  • Integration of film classes or film viewings of high-caliber works for elementary and high school students. If we want to get Filipinos to start patronizing our local film industry, then we better develop their  cinematic know-how at an early age. Guide them on how to approach, analyze and appreciate films from both the past and present. In so doing, we inculcate in them a sense of pride for Filipino achievers and culture, and hopefully plant the seeds for the last item in this wishlist.
  • More passionate film students. The industry is wanting of young blood for more eye candy eye-opening and stimulating insights on life and ways of expressing it onscreen. Each film is after all a collaborative rendition of reality, so it does not just become light projected on a lifeless screen, but rather a projection of life to be screened from commercialism and decay.

______________________________________

If I had to relive college life, my Art Stud experience is something I would never splice out. Though I would not go so far as to say that this is a subject I would take again and again (I do intend to graduate on time, after all), I can honestly say that this course was a seminal experience in many facets. The Philippines is a diamond in the rough, both in real and reel terms. The plot to restore the glory of our nation and cinema may not be clear-cut and the journey may be a long take. There will be outtakes and delays along the way, but the resolution to render oneself to the country and the cause stays on long after the credits roll and the background music fades away.

Eek-oh-no!-mics

6 Jan

:U

Because it’s almost two in the morning and my two problem sets are getting nowhere but to my nerves.

Bloggin’ and Two Went Y Ah Lovin’

2 Jan

Got wind of the ongoing PostADay and PostAWeek challenge at WordPress. A worthwhile endeavor, methinks, but I’m sticking with PostAWeek ’cause blogging every single day might prove too cumbersome. I blog because I have a life, after all, not the other way around.

Cheers to a more meaningful and productive 2011, both in the real and cyber world! 🙂
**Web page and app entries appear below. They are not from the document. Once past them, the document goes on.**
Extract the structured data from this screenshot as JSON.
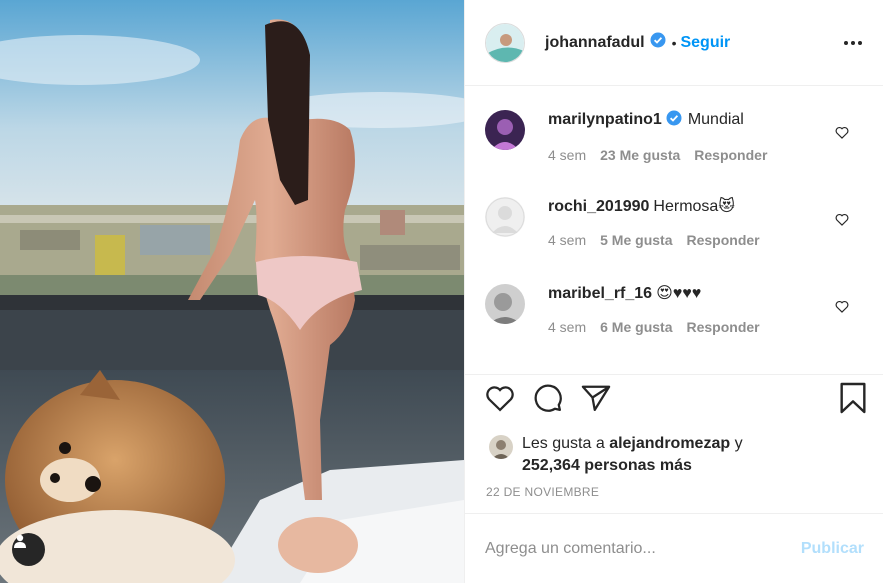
{
  "post": {
    "author": "johannafadul",
    "follow_label": "Seguir",
    "separator": "•",
    "date": "22 DE NOVIEMBRE"
  },
  "comments": [
    {
      "user": "marilynpatino1",
      "verified": true,
      "text": "Mundial",
      "age": "4 sem",
      "likes": "23 Me gusta",
      "reply": "Responder"
    },
    {
      "user": "rochi_201990",
      "verified": false,
      "text": "Hermosa😻",
      "age": "4 sem",
      "likes": "5 Me gusta",
      "reply": "Responder"
    },
    {
      "user": "maribel_rf_16",
      "verified": false,
      "text": "😍♥♥♥",
      "age": "4 sem",
      "likes": "6 Me gusta",
      "reply": "Responder"
    }
  ],
  "likes_line": {
    "prefix": "Les gusta a",
    "user": "alejandromezap",
    "conj": "y",
    "count": "252,364 personas más"
  },
  "comment_box": {
    "placeholder": "Agrega un comentario...",
    "publish_label": "Publicar"
  },
  "colors": {
    "accent": "#0095f6",
    "publish_disabled": "#b2dffc",
    "muted": "#8e8e8e",
    "text": "#262626"
  },
  "icons": [
    "user-tag-icon",
    "verified-badge-icon",
    "more-options-icon",
    "heart-icon",
    "comment-icon",
    "share-icon",
    "bookmark-icon"
  ]
}
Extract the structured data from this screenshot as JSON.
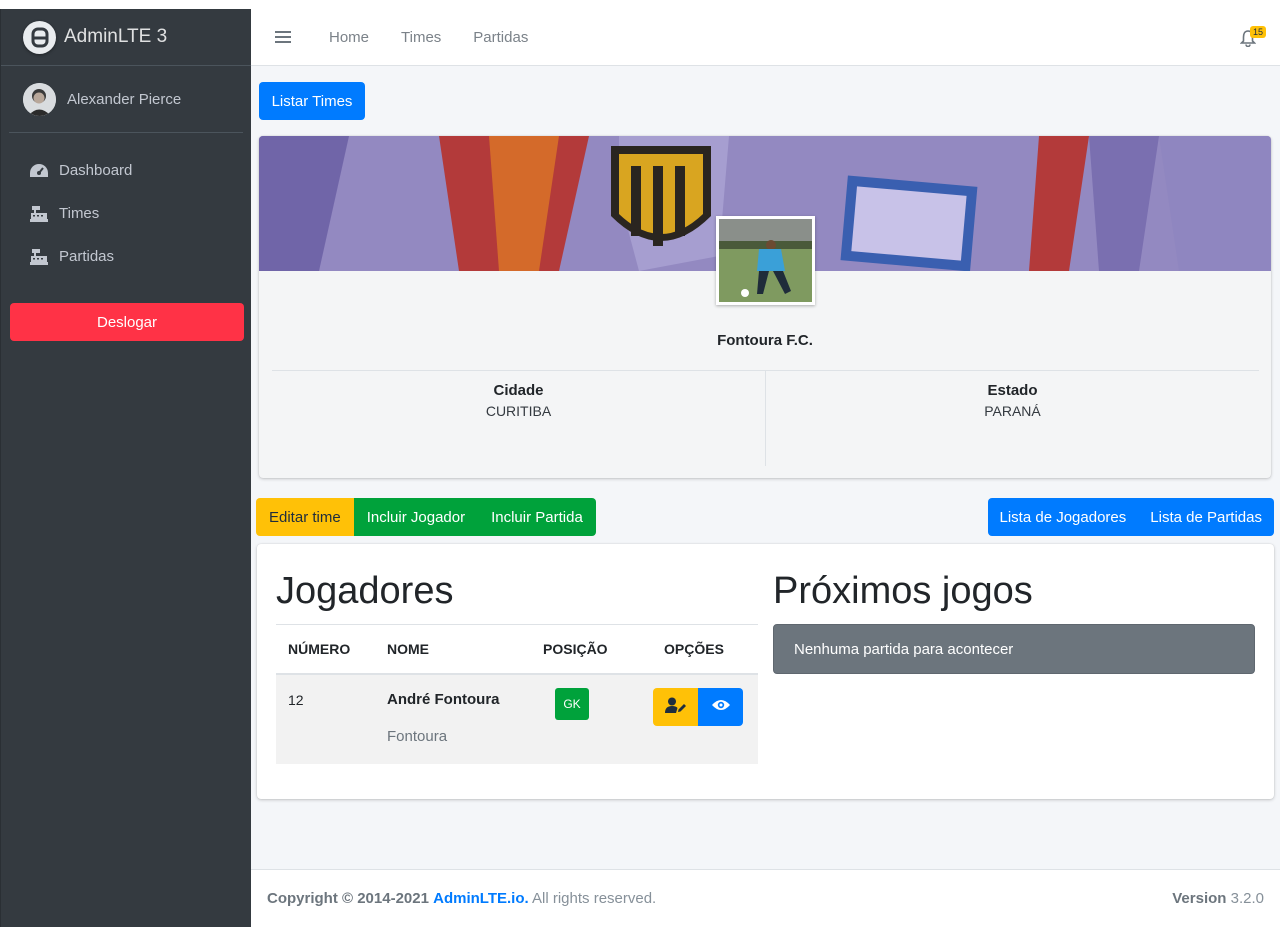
{
  "sidebar": {
    "brand": "AdminLTE 3",
    "user_name": "Alexander Pierce",
    "items": [
      {
        "label": "Dashboard",
        "icon": "tachometer-icon"
      },
      {
        "label": "Times",
        "icon": "cash-register-icon"
      },
      {
        "label": "Partidas",
        "icon": "cash-register-icon"
      }
    ],
    "logout_label": "Deslogar"
  },
  "navbar": {
    "links": [
      "Home",
      "Times",
      "Partidas"
    ],
    "notification_count": "15"
  },
  "page": {
    "list_button": "Listar Times",
    "team_name": "Fontoura F.C.",
    "city_label": "Cidade",
    "city_value": "CURITIBA",
    "state_label": "Estado",
    "state_value": "PARANÁ",
    "actions_left": [
      "Editar time",
      "Incluir Jogador",
      "Incluir Partida"
    ],
    "actions_right": [
      "Lista de Jogadores",
      "Lista de Partidas"
    ]
  },
  "players": {
    "title": "Jogadores",
    "headers": [
      "NÚMERO",
      "NOME",
      "POSIÇÃO",
      "OPÇÕES"
    ],
    "rows": [
      {
        "number": "12",
        "name": "André Fontoura",
        "nickname": "Fontoura",
        "position": "GK"
      }
    ]
  },
  "games": {
    "title": "Próximos jogos",
    "empty_message": "Nenhuma partida para acontecer"
  },
  "footer": {
    "copyright_prefix": "Copyright © 2014-2021",
    "copyright_link": "AdminLTE.io.",
    "copyright_suffix": "All rights reserved.",
    "version_label": "Version",
    "version_value": "3.2.0"
  },
  "colors": {
    "sidebar_bg": "#343a40",
    "primary": "#007bff",
    "success": "#00a23b",
    "warning": "#ffc107",
    "danger": "#ff3246",
    "secondary": "#6c757d"
  }
}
1.1.11

1 Jan

Because somehow I can’t let the day end without a perfunctory, start-of-the-year entry.

Each year is special in its own way, and it would take more than a blog entry to remember everything and everyone that made each day of 2010 special.  I started this blog with the intention of documenting milestones and leaving records to look back on, something I didn’t get to do for most of last year. But there’s much to be said about what isn’t written, and much to be written about what isn’t said.

Specific New Year’s Resolutions never really worked for me. For two years now, it’s been my goal to learn to ride a bike. Nothing has become of it. But that doesn’t mean my 2009 and 2010 had gone kaput. The things and events and people that truly mattered were the ones that came almost by surprise — lingering as second thoughts or musings under the radar, only to be made more meaningful at a later time.

Life has a funny way of creeping up on us. We can plan all we want, but still find ourselves caught in a web of spontaneity. Because sometimes life gives you what you need even if it’s not at all what you wanted. In times like these, it’s the openness to embrace new experiences, and live and learn from them, that get us through.  So don’t let grand plans derail living. There is beauty in the mundane, and relevance beyond what we can see.  And more than any resolution, the choice to seize life and live for all it’s worth, day by day, year in and year out, sparks long after the fireworks have cleared.

Because you CAN buy love.

26 Dec

Love in the time of classifieds.

Or so this guy thinks.

I stumbled upon this ad on facebook today. Amorous or hilarious? You tell me.

 

P.S. No, I am not advertising in behalf of Mr. Whats-his-name.